◆ WHAT THE TASK REQUIRES: Copy out every line of the records where the string "Types" occurs.

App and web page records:
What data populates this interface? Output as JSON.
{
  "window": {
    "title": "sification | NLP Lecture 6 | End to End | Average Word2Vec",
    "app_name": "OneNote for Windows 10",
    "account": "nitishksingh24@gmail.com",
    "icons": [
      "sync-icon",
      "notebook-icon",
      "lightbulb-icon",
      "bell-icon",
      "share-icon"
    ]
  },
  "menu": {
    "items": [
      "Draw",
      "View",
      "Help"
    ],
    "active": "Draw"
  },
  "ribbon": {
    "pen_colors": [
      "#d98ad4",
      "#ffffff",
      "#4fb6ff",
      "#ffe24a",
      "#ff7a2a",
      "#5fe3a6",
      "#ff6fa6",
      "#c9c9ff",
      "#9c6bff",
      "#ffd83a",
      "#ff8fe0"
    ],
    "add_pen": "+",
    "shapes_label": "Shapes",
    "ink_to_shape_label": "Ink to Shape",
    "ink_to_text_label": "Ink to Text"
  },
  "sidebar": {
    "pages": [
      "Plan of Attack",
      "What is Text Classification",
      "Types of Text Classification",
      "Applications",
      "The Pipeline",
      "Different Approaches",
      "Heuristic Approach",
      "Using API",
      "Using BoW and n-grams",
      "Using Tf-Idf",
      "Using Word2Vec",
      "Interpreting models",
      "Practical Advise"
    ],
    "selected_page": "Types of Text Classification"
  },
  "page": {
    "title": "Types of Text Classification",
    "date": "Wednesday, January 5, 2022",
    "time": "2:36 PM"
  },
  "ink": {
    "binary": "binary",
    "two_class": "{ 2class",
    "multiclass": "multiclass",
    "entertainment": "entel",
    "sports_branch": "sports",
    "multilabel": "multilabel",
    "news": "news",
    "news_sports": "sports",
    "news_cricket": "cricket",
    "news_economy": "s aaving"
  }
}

◆ TASK ANSWER:
      "Types of Text Classification",
    "selected_page": "Types of Text Classification"
    "title": "Types of Text Classification",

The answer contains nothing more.